1. In combination in an electro-dynamic commutating machine, a rotor rotatable about an axis; a commutator concentric and rotatable with said rotor; a plurality of commutator bars on the commutator; a plurality of windings on said rotor between respective pairs of the commutator bars; insulation separating the commutator bars; a pair of stationary brushes in sliding contact with said commutator; each of said brushes at all times contacting at least a respective one of the commutator bars determined by the instantaneous angular position of the commutator with respect to said brushes whereby a continuous power circuit from one to another of the brushes comprises a first of said commutator bars, at least one of the windings and a second of said commutator bars; and characterized by an interruptable sensing circuit comprising a stationary conducting sensor in sliding contact with said commutator; the area of contact between said sensor and the commutator being substantially narrower than the spaces between adjacent portions of said commutator bars coming into sliding contact with the sensor; the insulation in said spaces breaking contact between said sensor and the adjacent commutator bars.

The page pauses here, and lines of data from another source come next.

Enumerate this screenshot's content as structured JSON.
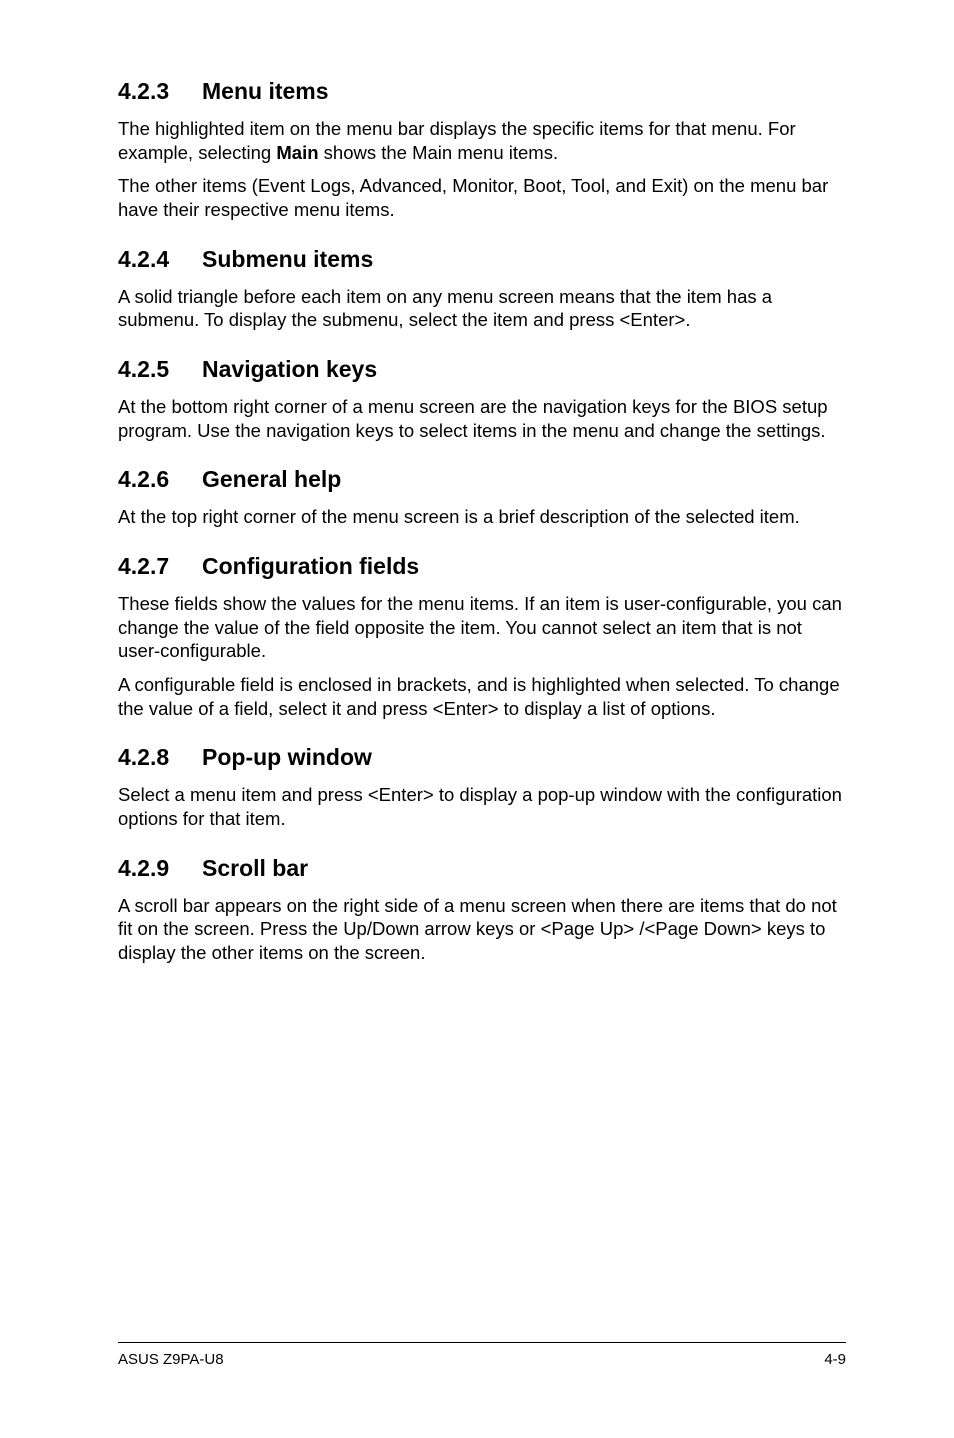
{
  "sections": {
    "s1": {
      "num": "4.2.3",
      "title": "Menu items",
      "p1a": "The highlighted item on the menu bar displays the specific items for that menu. For example, selecting ",
      "p1b": "Main",
      "p1c": " shows the Main menu items.",
      "p2": "The other items (Event Logs, Advanced, Monitor, Boot, Tool, and Exit) on the menu bar have their respective menu items."
    },
    "s2": {
      "num": "4.2.4",
      "title": "Submenu items",
      "p1": "A solid triangle before each item on any menu screen means that the item has a submenu. To display the submenu, select the item and press <Enter>."
    },
    "s3": {
      "num": "4.2.5",
      "title": "Navigation keys",
      "p1": "At the bottom right corner of a menu screen are the navigation keys for the BIOS setup program. Use the navigation keys to select items in the menu and change the settings."
    },
    "s4": {
      "num": "4.2.6",
      "title": "General help",
      "p1": "At the top right corner of the menu screen is a brief description of the selected item."
    },
    "s5": {
      "num": "4.2.7",
      "title": "Configuration fields",
      "p1": "These fields show the values for the menu items. If an item is user-configurable, you can change the value of the field opposite the item. You cannot select an item that is not user-configurable.",
      "p2": "A configurable field is enclosed in brackets, and is highlighted when selected. To change the value of a field, select it and press <Enter> to display a list of options."
    },
    "s6": {
      "num": "4.2.8",
      "title": "Pop-up window",
      "p1": "Select a menu item and press <Enter> to display a pop-up window with the configuration options for that item."
    },
    "s7": {
      "num": "4.2.9",
      "title": "Scroll bar",
      "p1": "A scroll bar appears on the right side of a menu screen when there are items that do not fit on the screen. Press the Up/Down arrow keys or <Page Up> /<Page Down> keys to display the other items on the screen."
    }
  },
  "footer": {
    "left": "ASUS Z9PA-U8",
    "right": "4-9"
  }
}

2. A combination according to claim 1 wherein each of said commutator bars comprises a wide portion for sliding contact with said brushes and a narrow portion for sliding contact with the sensor.

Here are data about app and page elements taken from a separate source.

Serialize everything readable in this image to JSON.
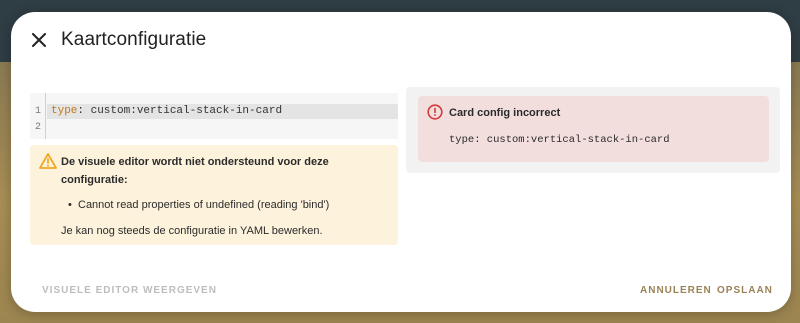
{
  "dialog": {
    "title": "Kaartconfiguratie"
  },
  "editor": {
    "line_numbers": [
      "1",
      "2"
    ],
    "line1_key": "type",
    "line1_rest": ": custom:vertical-stack-in-card"
  },
  "warning": {
    "heading": "De visuele editor wordt niet ondersteund voor deze configuratie:",
    "items": [
      "Cannot read properties of undefined (reading 'bind')"
    ],
    "footer": "Je kan nog steeds de configuratie in YAML bewerken."
  },
  "preview": {
    "error_title": "Card config incorrect",
    "error_code": "type: custom:vertical-stack-in-card"
  },
  "actions": {
    "visual_editor": "VISUELE EDITOR WEERGEVEN",
    "cancel": "ANNULEREN",
    "save": "OPSLAAN"
  },
  "colors": {
    "accent": "#9a8257",
    "warning_bg": "#fdf3dd",
    "warning_icon": "#f0a823",
    "error_bg": "#f3dede",
    "error_icon": "#d33a3a"
  },
  "icons": {
    "close": "close-icon",
    "warning": "warning-icon",
    "error": "error-icon"
  }
}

3. A combination according to claim 1 wherein the width of said insulation in sliding contact with the brushes is narrower than the width of said insulation in sliding contact with the sensor.
4. A combination according to claim 1 additionally comprising means biasing said sensor toward the commutator.
5. A combination according to claim 1 wherein said sensor comprises a wire.
6. A combination according to claim 5 wherein an end of said wire contacts the commutator.
7. A combination according to claim 1 additionally comprising a terminal on said sensor adapted for connection as an input to an external circuit.
8. A combination according to claim 1 wherein said closed interruptable sensing circuit further comprises one of said brushes, the first of said commutator bars, at least the one of said windings and a third of said commutator bars.
9. A combination according to claim 1 wherein said closed interruptable sensing circuit further comprises said one brush and the first of said commutator bars.
10. A combination according to claim 1 wherein each of said commutator bars comprises a wide portion for sliding contact with said brushes and a plurality of narrow portions for sliding contact with the sensor.
11. A combination according to claim 1 wherein said interruptable sensing circuit further comprises one of said brushes, the first of said commutator bars, at least one of said windings and the second of said commutator bars.
International Classification: H02K 1100;